The month of February has caused a lot of people to think about their own love lives or the lack of it. For some, it is a celebration of mutual love. For others, it is a constant reminder of their loneliness and lack of romantic excitement.
I have been reading through Josh Mulvilhill’s Preparing Children for Marriage: How to Teach God’s Good Design for Marriage, Sex, Purity, and Dating. And God has been using this book to provide new insights on how to raise covenant children in the area of marriage, etc. It also made me realize that while it is important to teach children about the possibility of marriage, it is equally important to train them for the possibility of singleness as well. Of course, I would want my children to get married someday. Even my five-year old told me she wanted to get married someday. But marriage is God’s gift to some people, and it is the ultimate picture of Jesus and His Bride, the church.
Marriage between a man and a woman is meant to reflect the relationship between Christ and the church. It is a living example of Jesus’ love for the church and of the church’s submission to Jesus. How Jesus loved the church is how a husband is to love his wife. How the church follows Jesus is how a wife is to follow her husband. Every marriage is a picture that tells the world about Jesus’ sacrificial love for us. Marriage points to a greater reality—it’s a living, breathing reminder of Calvary.
God never promised anywhere in the Bible that all Christians will find a life partner. Anyone teaching that purports this claim should be rejected. It is not only un-Biblical, it is utterly dangerous to be dispensing unrealistic hopes.

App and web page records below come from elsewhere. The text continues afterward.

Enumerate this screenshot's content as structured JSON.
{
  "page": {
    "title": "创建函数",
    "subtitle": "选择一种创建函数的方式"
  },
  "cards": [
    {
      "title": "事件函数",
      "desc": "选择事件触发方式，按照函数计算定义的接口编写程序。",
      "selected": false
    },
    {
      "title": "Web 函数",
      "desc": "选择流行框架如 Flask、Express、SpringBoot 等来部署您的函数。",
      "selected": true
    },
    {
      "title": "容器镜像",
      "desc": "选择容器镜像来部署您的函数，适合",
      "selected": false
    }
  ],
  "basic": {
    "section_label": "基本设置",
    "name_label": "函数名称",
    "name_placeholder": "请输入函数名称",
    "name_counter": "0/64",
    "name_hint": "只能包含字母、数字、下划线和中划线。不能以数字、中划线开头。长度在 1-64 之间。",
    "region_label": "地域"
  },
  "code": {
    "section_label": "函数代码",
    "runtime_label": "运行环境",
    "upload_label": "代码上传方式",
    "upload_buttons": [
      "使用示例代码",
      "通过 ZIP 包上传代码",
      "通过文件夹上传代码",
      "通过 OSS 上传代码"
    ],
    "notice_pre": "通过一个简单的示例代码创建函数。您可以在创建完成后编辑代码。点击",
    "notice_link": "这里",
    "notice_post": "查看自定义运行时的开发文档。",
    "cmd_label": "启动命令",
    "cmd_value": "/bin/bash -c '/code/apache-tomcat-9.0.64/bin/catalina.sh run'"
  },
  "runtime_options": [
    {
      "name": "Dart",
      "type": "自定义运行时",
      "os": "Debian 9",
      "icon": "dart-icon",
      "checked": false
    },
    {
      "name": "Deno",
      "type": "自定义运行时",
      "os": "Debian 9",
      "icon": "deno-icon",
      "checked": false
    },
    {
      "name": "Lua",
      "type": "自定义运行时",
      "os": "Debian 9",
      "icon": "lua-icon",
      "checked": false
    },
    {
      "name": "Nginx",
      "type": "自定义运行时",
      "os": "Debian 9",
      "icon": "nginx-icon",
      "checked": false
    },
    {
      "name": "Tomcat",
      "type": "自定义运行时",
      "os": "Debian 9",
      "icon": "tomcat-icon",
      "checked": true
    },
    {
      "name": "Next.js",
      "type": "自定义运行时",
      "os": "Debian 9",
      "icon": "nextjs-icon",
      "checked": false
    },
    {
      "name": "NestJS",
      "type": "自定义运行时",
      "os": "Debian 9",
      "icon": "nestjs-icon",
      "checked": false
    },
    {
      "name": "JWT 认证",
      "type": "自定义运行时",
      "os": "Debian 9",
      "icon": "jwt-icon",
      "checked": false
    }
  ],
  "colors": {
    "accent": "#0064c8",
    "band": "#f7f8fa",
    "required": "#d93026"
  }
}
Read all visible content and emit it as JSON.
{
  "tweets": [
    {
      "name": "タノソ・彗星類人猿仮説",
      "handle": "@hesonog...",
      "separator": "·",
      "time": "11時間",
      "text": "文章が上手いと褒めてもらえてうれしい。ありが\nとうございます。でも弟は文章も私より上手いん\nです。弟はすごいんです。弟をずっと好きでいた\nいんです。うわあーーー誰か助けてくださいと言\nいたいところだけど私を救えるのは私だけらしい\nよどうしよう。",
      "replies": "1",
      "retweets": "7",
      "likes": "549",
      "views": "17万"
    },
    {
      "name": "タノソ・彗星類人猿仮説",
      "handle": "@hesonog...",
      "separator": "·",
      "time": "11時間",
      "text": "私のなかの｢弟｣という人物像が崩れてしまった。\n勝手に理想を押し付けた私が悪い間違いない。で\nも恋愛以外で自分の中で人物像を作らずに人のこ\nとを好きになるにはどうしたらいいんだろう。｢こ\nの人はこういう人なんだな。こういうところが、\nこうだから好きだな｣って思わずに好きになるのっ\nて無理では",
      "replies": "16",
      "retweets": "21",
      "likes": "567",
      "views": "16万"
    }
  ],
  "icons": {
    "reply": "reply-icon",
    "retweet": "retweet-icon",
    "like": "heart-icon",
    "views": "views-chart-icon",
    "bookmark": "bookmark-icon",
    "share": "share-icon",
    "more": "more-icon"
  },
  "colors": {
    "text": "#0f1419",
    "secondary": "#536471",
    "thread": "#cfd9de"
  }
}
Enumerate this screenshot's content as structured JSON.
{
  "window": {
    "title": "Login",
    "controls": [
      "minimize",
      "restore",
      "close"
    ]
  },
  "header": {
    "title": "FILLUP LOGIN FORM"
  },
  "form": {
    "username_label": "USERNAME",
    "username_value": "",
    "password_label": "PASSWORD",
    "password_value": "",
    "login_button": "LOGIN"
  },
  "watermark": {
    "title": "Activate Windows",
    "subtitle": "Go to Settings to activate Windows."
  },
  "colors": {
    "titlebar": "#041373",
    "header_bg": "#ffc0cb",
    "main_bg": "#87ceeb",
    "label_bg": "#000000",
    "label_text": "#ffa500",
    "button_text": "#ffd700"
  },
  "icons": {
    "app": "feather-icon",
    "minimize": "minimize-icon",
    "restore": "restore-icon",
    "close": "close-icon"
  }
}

People want to be loved and desired by others. But we are bound to be disappointed when we make marriage the be-all and end-all of things. Instead of longing for marriage and avoiding singlehood, we should be teaching our children to be satisfied in Jesus. Because anything that replaces Christ as the supreme center in our life is an idol. If love becomes our idol, a difficult marriage can devastate us. If acceptance becomes our idol, the prospect of singlehood can make us feel rejected. I love how Dr. Mulvihill’s counsel for singlehood in his book,
If God calls your child to a life of singleness, your child should embrace that life with contentment. As parents, we ought to avoid expressing disappointment if this is the path that God has for our children. Instead, let us support our children in this self-sacrificing endeavor.
That is a good way to put things into perspective, isn’t it? But the bottomline is this, We should be teaching our children to find their ultimate joy and supreme satisfaction in Jesus.
[T]he kingdom of heaven is like a merchant in search of fine pearls, who, on finding one pearl of great value, went and sold all that he had and bought it. (Matthew 13:45-46)
If Jesus is our joy, whether we marry or remain single for the rest of our lives, we will find true contentment. I certainly hope my children grow up to be contented Christians as their understanding of the Gospel grows each day. Even I long for the very same thing.
In a word a contented Christian, being sweetly captivated under the authority of the Word, desires to be wholly at God’s disposal and is willing to live in that sphere and climate where God has set him. (Thomas Watson)